>>>>>
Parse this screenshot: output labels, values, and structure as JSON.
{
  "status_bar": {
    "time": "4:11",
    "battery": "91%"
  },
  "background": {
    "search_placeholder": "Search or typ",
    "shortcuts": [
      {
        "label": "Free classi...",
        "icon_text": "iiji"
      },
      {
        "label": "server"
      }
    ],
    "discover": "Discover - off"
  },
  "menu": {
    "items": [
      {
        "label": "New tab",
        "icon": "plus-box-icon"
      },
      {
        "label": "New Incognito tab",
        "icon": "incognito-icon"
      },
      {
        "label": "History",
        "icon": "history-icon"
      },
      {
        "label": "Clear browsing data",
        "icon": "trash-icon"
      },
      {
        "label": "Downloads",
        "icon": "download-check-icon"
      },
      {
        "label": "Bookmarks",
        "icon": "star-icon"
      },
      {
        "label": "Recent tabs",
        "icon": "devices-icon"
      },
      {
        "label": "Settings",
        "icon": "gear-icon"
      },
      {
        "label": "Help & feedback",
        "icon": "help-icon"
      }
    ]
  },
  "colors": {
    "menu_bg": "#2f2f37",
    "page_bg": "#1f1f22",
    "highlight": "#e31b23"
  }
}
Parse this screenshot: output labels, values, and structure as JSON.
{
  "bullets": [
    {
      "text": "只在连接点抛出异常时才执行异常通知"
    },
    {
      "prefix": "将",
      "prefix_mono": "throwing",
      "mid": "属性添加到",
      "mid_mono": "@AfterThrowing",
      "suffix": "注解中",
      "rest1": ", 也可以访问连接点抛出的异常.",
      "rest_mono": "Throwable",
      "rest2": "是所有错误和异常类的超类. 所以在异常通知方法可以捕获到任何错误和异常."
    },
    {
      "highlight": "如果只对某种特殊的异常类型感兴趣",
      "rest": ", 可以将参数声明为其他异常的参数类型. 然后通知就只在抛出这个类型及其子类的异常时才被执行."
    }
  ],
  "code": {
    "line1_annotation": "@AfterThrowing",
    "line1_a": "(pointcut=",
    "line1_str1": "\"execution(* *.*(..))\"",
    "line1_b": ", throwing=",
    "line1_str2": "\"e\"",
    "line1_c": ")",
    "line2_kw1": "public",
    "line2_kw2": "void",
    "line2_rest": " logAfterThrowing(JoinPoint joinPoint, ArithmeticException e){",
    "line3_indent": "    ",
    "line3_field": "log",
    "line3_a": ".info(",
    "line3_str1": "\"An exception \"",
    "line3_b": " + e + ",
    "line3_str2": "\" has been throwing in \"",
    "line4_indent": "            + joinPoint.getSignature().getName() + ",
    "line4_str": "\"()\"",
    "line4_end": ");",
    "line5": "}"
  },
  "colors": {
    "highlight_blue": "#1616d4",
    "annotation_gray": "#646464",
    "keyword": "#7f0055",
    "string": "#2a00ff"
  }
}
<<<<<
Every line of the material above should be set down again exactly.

(Answer box):
Parse this screenshot: output labels, values, and structure as JSON.
{
  "status_bar": {
    "time": "4:11",
    "battery": "91%"
  },
  "background": {
    "search_placeholder": "Search or typ",
    "shortcuts": [
      {
        "label": "Free classi...",
        "icon_text": "iiji"
      },
      {
        "label": "server"
      }
    ],
    "discover": "Discover - off"
  },
  "menu": {
    "items": [
      {
        "label": "New tab",
        "icon": "plus-box-icon"
      },
      {
        "label": "New Incognito tab",
        "icon": "incognito-icon"
      },
      {
        "label": "History",
        "icon": "history-icon"
      },
      {
        "label": "Clear browsing data",
        "icon": "trash-icon"
      },
      {
        "label": "Downloads",
        "icon": "download-check-icon"
      },
      {
        "label": "Bookmarks",
        "icon": "star-icon"
      },
      {
        "label": "Recent tabs",
        "icon": "devices-icon"
      },
      {
        "label": "Settings",
        "icon": "gear-icon"
      },
      {
        "label": "Help & feedback",
        "icon": "help-icon"
      }
    ]
  },
  "colors": {
    "menu_bg": "#2f2f37",
    "page_bg": "#1f1f22",
    "highlight": "#e31b23"
  }
}
Parse this screenshot: output labels, values, and structure as JSON.
{
  "bullets": [
    {
      "text": "只在连接点抛出异常时才执行异常通知"
    },
    {
      "prefix": "将",
      "prefix_mono": "throwing",
      "mid": "属性添加到",
      "mid_mono": "@AfterThrowing",
      "suffix": "注解中",
      "rest1": ", 也可以访问连接点抛出的异常.",
      "rest_mono": "Throwable",
      "rest2": "是所有错误和异常类的超类. 所以在异常通知方法可以捕获到任何错误和异常."
    },
    {
      "highlight": "如果只对某种特殊的异常类型感兴趣",
      "rest": ", 可以将参数声明为其他异常的参数类型. 然后通知就只在抛出这个类型及其子类的异常时才被执行."
    }
  ],
  "code": {
    "line1_annotation": "@AfterThrowing",
    "line1_a": "(pointcut=",
    "line1_str1": "\"execution(* *.*(..))\"",
    "line1_b": ", throwing=",
    "line1_str2": "\"e\"",
    "line1_c": ")",
    "line2_kw1": "public",
    "line2_kw2": "void",
    "line2_rest": " logAfterThrowing(JoinPoint joinPoint, ArithmeticException e){",
    "line3_indent": "    ",
    "line3_field": "log",
    "line3_a": ".info(",
    "line3_str1": "\"An exception \"",
    "line3_b": " + e + ",
    "line3_str2": "\" has been throwing in \"",
    "line4_indent": "            + joinPoint.getSignature().getName() + ",
    "line4_str": "\"()\"",
    "line4_end": ");",
    "line5": "}"
  },
  "colors": {
    "highlight_blue": "#1616d4",
    "annotation_gray": "#646464",
    "keyword": "#7f0055",
    "string": "#2a00ff"
  }
}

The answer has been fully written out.